draw the leading scientific and layman leaders in the field of conser- 
vation. At the technical sessions leading scientists from over the 
nation will present the results of their investigations to wildlife 
authorities and other scientists. 
     At the panel discussions, leading wildlife authorities will pre- 
sent discussions of the fundamental problems affecting wildlife, after 
which the discussions will be thrown open to the public for further 
treatment. 
 
                      IOWA PARKS POPULAR IN 193S 
     Iowa's state parks were popular during the past year. During the 
year just ended a total of 2,750,000 persons visited Iowa's 74 state 
parks. Figures for the first ten months of 193$ reveal a total in- 
crease in attendance of 14S,300 persons over the preceding year. 
     Backbone State Park in Delaware County led all parks in attendance.

This park ranked third in attendance last year. Ledges State Park in 
Boone County dropped from first to second place in popularity with 
visitors during the past year. 
     Woodbury County's S20 acre Stone Park was popular with visitors, 
ranking third, while Pine Lnk#. in Frrii-n flrnntv rn1-Pii fiinT-h  T.,lra

 
  

					
				
					
 
 
 
 
10 
 
 
               PLAN          O OF CHUKAR PARTRIDGE 
 
 
        The Conservation Commission again is planning the 
stocking of Chukar Partridge in certain areas of Iowa this 
year in an attempt to determine the suitability of this game 
bird to the conditions of food and cover present in certaln 
areas of the state. During the past year the Commission 
stocked a total of 282 of these birds in 10 counties of the 
state. This year 35 pairs of Chukars are being retained at 
the State Game Farm near Boone to be used in providing stock 
for planting. Plantings during the past year were confined to 
those counties of the state which have failed to produce shoot- 
able surpluses of either Pheasant or Quail.  Stocking during 
this next year will be done with the same thought in mind. 
 
        This bird, a native of India, has caught the fancy of 
game breeders and game commissions of many states during the 
past several years. The Chukar first was introduced into this 
country in 1928, and since that time various state game depart- 
ments have done experimental work with the bird in an attempt 
to fit it into environments which thus far have failed to sup- 
port adequate populations of native game birds. 
 
        In size the Chukar Partridge is about a third larger 
than the Hungarian Partridge.

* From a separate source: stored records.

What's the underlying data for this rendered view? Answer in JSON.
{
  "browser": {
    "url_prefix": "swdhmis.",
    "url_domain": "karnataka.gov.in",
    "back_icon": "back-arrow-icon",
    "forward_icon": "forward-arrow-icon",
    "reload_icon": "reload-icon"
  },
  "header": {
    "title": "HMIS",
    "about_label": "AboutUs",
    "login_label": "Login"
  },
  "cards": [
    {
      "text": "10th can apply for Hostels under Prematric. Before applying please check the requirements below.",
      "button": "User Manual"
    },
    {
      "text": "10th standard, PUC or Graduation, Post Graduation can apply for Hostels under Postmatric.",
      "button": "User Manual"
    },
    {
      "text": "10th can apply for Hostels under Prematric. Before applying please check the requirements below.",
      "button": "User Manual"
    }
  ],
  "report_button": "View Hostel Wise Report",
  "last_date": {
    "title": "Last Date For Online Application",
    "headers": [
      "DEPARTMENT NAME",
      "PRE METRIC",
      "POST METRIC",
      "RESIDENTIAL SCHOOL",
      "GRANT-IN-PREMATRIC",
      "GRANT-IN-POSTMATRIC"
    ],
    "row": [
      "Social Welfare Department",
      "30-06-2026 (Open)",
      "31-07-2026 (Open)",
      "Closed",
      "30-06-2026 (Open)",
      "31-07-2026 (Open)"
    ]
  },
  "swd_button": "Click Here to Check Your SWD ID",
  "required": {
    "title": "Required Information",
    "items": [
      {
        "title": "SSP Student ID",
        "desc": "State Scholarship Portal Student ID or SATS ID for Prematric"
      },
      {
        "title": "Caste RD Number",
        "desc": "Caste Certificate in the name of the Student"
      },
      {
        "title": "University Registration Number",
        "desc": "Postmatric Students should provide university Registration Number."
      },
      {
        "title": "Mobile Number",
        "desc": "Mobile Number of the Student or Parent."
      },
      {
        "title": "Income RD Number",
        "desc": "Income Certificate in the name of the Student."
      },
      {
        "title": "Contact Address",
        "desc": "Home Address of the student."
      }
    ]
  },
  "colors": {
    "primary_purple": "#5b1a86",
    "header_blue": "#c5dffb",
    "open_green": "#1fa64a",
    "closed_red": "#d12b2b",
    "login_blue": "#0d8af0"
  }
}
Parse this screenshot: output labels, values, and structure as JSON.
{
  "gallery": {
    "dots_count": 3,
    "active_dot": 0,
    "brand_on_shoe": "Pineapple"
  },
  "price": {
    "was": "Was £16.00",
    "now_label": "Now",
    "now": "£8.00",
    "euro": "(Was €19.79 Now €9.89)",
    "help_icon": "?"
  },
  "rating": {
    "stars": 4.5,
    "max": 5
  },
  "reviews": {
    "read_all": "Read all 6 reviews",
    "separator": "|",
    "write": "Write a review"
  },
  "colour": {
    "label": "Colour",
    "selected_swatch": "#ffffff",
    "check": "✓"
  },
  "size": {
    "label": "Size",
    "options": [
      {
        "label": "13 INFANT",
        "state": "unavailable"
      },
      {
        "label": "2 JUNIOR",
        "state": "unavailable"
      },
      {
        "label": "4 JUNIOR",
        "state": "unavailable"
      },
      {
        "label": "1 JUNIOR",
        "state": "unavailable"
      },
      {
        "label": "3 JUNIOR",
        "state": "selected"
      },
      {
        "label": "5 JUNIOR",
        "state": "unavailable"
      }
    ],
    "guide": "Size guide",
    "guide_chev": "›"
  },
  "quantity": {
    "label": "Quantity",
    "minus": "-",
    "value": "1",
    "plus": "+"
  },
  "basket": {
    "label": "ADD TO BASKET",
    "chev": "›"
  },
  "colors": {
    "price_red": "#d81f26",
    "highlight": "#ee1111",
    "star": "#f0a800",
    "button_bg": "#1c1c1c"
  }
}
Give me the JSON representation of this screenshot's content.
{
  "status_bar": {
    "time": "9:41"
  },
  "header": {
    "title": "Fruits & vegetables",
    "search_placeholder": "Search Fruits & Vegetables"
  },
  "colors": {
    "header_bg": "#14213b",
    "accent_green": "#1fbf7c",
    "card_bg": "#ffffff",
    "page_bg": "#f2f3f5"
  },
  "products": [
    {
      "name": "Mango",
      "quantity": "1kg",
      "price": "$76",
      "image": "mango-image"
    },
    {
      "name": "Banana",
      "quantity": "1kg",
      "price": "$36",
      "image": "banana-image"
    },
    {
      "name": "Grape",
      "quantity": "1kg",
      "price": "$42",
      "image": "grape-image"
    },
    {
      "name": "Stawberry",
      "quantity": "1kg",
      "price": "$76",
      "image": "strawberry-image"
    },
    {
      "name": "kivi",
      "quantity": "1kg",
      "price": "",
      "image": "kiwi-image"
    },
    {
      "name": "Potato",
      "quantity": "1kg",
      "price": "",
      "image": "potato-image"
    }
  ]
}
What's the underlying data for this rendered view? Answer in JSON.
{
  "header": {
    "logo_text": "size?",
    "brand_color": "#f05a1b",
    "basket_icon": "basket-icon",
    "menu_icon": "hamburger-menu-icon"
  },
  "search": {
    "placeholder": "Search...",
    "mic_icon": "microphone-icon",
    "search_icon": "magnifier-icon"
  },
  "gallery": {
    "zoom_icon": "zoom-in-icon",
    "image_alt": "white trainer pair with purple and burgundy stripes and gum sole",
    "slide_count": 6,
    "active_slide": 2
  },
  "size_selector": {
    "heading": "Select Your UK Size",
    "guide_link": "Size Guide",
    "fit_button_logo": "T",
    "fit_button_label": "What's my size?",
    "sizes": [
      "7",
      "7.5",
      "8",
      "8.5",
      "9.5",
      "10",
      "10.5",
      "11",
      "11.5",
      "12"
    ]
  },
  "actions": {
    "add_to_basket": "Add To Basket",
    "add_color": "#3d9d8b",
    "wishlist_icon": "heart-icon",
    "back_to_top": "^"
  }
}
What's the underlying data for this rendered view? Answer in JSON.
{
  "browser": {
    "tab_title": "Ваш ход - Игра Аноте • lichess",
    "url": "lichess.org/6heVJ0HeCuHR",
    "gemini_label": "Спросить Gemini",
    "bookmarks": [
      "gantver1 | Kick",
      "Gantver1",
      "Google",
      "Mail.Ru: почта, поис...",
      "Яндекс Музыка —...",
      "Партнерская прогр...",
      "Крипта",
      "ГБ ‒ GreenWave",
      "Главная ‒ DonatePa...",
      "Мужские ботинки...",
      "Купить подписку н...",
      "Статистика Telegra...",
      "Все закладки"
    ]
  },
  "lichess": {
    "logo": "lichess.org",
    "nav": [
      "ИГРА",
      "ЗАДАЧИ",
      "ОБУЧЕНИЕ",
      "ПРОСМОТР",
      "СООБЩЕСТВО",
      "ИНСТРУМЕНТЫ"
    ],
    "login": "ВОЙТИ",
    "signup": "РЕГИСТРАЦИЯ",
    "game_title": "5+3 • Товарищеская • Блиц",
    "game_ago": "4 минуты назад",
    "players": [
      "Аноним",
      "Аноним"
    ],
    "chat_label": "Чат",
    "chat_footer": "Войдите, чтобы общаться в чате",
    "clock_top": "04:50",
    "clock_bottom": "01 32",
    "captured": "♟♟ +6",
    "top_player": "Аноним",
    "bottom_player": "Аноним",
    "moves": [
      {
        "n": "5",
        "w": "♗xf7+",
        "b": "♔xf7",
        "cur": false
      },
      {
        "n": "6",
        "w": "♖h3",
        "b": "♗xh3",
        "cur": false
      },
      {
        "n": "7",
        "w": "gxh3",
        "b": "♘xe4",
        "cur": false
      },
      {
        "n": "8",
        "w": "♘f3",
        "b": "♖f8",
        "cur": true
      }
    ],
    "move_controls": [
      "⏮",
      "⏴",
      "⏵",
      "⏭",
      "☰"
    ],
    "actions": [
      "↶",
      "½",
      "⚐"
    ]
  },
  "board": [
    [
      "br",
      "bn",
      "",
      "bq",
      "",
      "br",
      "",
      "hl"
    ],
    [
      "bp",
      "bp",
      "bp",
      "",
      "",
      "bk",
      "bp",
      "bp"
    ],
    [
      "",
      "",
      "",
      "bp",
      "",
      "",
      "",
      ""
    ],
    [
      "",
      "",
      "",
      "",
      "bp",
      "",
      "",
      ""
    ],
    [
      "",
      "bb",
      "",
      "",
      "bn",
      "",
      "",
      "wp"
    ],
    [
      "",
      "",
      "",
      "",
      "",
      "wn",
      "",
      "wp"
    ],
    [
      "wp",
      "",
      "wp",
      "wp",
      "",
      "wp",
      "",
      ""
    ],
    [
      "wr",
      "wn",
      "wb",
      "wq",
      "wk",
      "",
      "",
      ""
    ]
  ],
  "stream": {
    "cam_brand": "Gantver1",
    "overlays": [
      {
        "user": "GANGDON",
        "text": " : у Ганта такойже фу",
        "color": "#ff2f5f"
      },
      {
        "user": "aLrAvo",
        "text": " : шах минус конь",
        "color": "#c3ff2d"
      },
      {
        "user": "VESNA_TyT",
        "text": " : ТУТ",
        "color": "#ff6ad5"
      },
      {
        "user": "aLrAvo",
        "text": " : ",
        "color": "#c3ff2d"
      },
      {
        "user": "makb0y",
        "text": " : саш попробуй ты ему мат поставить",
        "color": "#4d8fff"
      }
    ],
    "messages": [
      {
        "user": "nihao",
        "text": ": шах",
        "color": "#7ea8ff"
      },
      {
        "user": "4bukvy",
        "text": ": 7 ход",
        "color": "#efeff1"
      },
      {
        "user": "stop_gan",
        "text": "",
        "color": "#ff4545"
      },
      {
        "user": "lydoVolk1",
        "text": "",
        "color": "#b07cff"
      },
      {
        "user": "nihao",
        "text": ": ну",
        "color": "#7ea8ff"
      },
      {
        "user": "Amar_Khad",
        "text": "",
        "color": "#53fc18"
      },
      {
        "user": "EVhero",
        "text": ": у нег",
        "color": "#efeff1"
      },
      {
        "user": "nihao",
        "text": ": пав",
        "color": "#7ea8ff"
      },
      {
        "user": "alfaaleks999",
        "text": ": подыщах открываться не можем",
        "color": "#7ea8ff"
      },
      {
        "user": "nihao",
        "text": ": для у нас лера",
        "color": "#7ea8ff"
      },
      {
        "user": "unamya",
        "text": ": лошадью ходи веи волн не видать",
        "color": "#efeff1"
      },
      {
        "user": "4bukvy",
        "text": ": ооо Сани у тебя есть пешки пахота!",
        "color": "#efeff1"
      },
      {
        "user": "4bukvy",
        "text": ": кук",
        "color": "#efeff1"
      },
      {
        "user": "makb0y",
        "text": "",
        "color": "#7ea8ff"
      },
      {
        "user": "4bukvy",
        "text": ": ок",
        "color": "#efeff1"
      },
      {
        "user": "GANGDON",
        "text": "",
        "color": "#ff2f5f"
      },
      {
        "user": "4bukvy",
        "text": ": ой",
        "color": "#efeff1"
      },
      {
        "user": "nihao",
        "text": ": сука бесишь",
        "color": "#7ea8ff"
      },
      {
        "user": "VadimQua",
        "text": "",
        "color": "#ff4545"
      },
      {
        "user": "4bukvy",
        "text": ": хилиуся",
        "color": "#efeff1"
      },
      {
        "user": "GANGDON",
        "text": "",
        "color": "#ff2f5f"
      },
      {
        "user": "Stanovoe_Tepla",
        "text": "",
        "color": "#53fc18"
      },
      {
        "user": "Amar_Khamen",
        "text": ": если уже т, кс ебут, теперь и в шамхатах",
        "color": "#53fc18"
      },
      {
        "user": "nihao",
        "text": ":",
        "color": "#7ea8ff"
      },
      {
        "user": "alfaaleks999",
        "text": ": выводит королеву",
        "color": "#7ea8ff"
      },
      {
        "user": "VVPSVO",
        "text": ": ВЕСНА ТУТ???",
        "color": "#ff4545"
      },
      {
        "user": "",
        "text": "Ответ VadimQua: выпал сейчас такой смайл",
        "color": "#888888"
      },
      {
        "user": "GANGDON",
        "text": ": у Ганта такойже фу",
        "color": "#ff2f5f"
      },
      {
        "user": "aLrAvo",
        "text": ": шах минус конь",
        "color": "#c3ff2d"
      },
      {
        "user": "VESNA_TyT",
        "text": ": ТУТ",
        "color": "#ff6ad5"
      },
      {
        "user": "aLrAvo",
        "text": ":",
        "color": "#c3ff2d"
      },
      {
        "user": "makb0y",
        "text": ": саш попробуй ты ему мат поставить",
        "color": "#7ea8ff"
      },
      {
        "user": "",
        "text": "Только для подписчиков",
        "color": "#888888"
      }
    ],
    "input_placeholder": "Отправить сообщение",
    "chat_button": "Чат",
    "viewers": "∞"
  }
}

It is dove gray in color, with 
black sides and rusty white stripes. The light gray of the 
head and chin is accentuated by a bright red beak and a black 
circular stripe running across the base of the bill through 
the eyes. In its native range in India the Chukar is said to 
thrive in barren, rocky country and has been called "the bird 
who lives on nothing". Experience with the bird in this 
country ha, ý     ted the doubtfulness of this allusion to 
its lack of feeding habits, however. It has been noted that 
theChukar utilizes the same food resources as are used by 
members of the partridge family. 
 
        Due to the present lack of sufficient data concernlnz , 
the bird, the Iowa Conservation Commission is not making any 
attempt to propagate the Chukar in very large numbers for 
stocking purposes in this state. Conservation officers in the 
Iowa counties where Chukars have been stocked are at present 
making monthly checks on the birds and reporting concerning 
     %ood and cover preferences and other significant data 
relative to its habits. These observers have noted that the 
Chukar apparently does not utilize corn for food. Under Iowa 
conditions Chukars have indicated a tendency to stay more or 
less tame, roosting with chickens and even have been found on 
porches of houses and in yards. Investigators in Pennsylvania 
have noted similar characteristics in liberated birds and in 
addition have pointed out that the Chukar seems very suscep- 
tible to decimation by predators, presumably because of its